# EXERCISE AIM:
Exact copies of all the records are to be printed.

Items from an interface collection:

· · ·

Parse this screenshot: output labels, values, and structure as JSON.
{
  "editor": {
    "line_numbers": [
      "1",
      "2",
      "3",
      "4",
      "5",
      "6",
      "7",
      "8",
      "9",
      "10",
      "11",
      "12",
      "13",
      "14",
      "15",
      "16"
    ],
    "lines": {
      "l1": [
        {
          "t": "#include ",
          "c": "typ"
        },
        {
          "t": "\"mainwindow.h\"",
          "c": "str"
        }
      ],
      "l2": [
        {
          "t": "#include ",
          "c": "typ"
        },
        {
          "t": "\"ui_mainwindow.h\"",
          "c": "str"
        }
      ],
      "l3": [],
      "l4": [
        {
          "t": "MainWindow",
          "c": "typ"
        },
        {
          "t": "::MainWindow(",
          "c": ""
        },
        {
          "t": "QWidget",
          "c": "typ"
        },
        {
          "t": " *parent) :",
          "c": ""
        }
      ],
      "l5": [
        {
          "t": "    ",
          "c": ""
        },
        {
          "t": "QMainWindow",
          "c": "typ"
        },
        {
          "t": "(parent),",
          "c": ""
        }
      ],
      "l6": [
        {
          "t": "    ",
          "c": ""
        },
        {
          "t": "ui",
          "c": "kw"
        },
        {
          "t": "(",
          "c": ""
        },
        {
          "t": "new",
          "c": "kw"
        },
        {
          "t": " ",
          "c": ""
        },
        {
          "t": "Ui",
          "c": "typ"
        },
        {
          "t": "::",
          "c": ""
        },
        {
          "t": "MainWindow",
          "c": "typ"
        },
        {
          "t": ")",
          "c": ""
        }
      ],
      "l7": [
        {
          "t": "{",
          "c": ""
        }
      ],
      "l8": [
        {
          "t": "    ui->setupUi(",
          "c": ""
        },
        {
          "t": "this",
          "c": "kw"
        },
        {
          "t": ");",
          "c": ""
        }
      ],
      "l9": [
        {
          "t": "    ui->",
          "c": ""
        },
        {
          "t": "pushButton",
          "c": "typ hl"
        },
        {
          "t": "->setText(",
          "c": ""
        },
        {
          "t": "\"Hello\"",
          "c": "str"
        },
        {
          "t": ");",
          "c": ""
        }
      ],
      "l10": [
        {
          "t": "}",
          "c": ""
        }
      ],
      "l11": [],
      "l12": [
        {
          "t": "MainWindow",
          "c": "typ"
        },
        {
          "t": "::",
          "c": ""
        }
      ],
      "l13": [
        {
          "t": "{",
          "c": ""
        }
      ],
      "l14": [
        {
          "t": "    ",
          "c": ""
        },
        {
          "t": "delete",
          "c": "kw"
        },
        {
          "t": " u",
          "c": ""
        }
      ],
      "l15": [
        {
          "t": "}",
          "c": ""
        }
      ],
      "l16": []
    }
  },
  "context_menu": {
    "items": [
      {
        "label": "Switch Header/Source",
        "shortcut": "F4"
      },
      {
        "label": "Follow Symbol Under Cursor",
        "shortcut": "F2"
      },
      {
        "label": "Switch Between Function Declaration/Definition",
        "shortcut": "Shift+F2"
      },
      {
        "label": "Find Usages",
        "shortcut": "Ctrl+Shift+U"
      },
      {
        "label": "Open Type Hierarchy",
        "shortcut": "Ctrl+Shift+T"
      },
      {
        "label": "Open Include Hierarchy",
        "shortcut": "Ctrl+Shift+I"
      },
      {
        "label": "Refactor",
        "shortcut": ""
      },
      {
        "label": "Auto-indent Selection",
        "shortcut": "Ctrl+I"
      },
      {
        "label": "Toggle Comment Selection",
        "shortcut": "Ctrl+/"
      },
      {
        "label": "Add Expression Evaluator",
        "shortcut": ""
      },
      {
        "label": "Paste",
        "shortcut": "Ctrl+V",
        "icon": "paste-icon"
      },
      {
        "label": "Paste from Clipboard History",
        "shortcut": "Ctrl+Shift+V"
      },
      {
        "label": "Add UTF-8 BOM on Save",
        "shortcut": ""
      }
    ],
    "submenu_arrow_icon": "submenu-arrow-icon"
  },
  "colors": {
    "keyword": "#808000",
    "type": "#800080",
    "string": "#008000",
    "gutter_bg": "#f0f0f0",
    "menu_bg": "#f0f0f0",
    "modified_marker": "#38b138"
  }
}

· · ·

# SOLUTION TO THE EXERCISE:
Parse this screenshot: output labels, values, and structure as JSON.
{
  "editor": {
    "line_numbers": [
      "1",
      "2",
      "3",
      "4",
      "5",
      "6",
      "7",
      "8",
      "9",
      "10",
      "11",
      "12",
      "13",
      "14",
      "15",
      "16"
    ],
    "lines": {
      "l1": [
        {
          "t": "#include ",
          "c": "typ"
        },
        {
          "t": "\"mainwindow.h\"",
          "c": "str"
        }
      ],
      "l2": [
        {
          "t": "#include ",
          "c": "typ"
        },
        {
          "t": "\"ui_mainwindow.h\"",
          "c": "str"
        }
      ],
      "l3": [],
      "l4": [
        {
          "t": "MainWindow",
          "c": "typ"
        },
        {
          "t": "::MainWindow(",
          "c": ""
        },
        {
          "t": "QWidget",
          "c": "typ"
        },
        {
          "t": " *parent) :",
          "c": ""
        }
      ],
      "l5": [
        {
          "t": "    ",
          "c": ""
        },
        {
          "t": "QMainWindow",
          "c": "typ"
        },
        {
          "t": "(parent),",
          "c": ""
        }
      ],
      "l6": [
        {
          "t": "    ",
          "c": ""
        },
        {
          "t": "ui",
          "c": "kw"
        },
        {
          "t": "(",
          "c": ""
        },
        {
          "t": "new",
          "c": "kw"
        },
        {
          "t": " ",
          "c": ""
        },
        {
          "t": "Ui",
          "c": "typ"
        },
        {
          "t": "::",
          "c": ""
        },
        {
          "t": "MainWindow",
          "c": "typ"
        },
        {
          "t": ")",
          "c": ""
        }
      ],
      "l7": [
        {
          "t": "{",
          "c": ""
        }
      ],
      "l8": [
        {
          "t": "    ui->setupUi(",
          "c": ""
        },
        {
          "t": "this",
          "c": "kw"
        },
        {
          "t": ");",
          "c": ""
        }
      ],
      "l9": [
        {
          "t": "    ui->",
          "c": ""
        },
        {
          "t": "pushButton",
          "c": "typ hl"
        },
        {
          "t": "->setText(",
          "c": ""
        },
        {
          "t": "\"Hello\"",
          "c": "str"
        },
        {
          "t": ");",
          "c": ""
        }
      ],
      "l10": [
        {
          "t": "}",
          "c": ""
        }
      ],
      "l11": [],
      "l12": [
        {
          "t": "MainWindow",
          "c": "typ"
        },
        {
          "t": "::",
          "c": ""
        }
      ],
      "l13": [
        {
          "t": "{",
          "c": ""
        }
      ],
      "l14": [
        {
          "t": "    ",
          "c": ""
        },
        {
          "t": "delete",
          "c": "kw"
        },
        {
          "t": " u",
          "c": ""
        }
      ],
      "l15": [
        {
          "t": "}",
          "c": ""
        }
      ],
      "l16": []
    }
  },
  "context_menu": {
    "items": [
      {
        "label": "Switch Header/Source",
        "shortcut": "F4"
      },
      {
        "label": "Follow Symbol Under Cursor",
        "shortcut": "F2"
      },
      {
        "label": "Switch Between Function Declaration/Definition",
        "shortcut": "Shift+F2"
      },
      {
        "label": "Find Usages",
        "shortcut": "Ctrl+Shift+U"
      },
      {
        "label": "Open Type Hierarchy",
        "shortcut": "Ctrl+Shift+T"
      },
      {
        "label": "Open Include Hierarchy",
        "shortcut": "Ctrl+Shift+I"
      },
      {
        "label": "Refactor",
        "shortcut": ""
      },
      {
        "label": "Auto-indent Selection",
        "shortcut": "Ctrl+I"
      },
      {
        "label": "Toggle Comment Selection",
        "shortcut": "Ctrl+/"
      },
      {
        "label": "Add Expression Evaluator",
        "shortcut": ""
      },
      {
        "label": "Paste",
        "shortcut": "Ctrl+V",
        "icon": "paste-icon"
      },
      {
        "label": "Paste from Clipboard History",
        "shortcut": "Ctrl+Shift+V"
      },
      {
        "label": "Add UTF-8 BOM on Save",
        "shortcut": ""
      }
    ],
    "submenu_arrow_icon": "submenu-arrow-icon"
  },
  "colors": {
    "keyword": "#808000",
    "type": "#800080",
    "string": "#008000",
    "gutter_bg": "#f0f0f0",
    "menu_bg": "#f0f0f0",
    "modified_marker": "#38b138"
  }
}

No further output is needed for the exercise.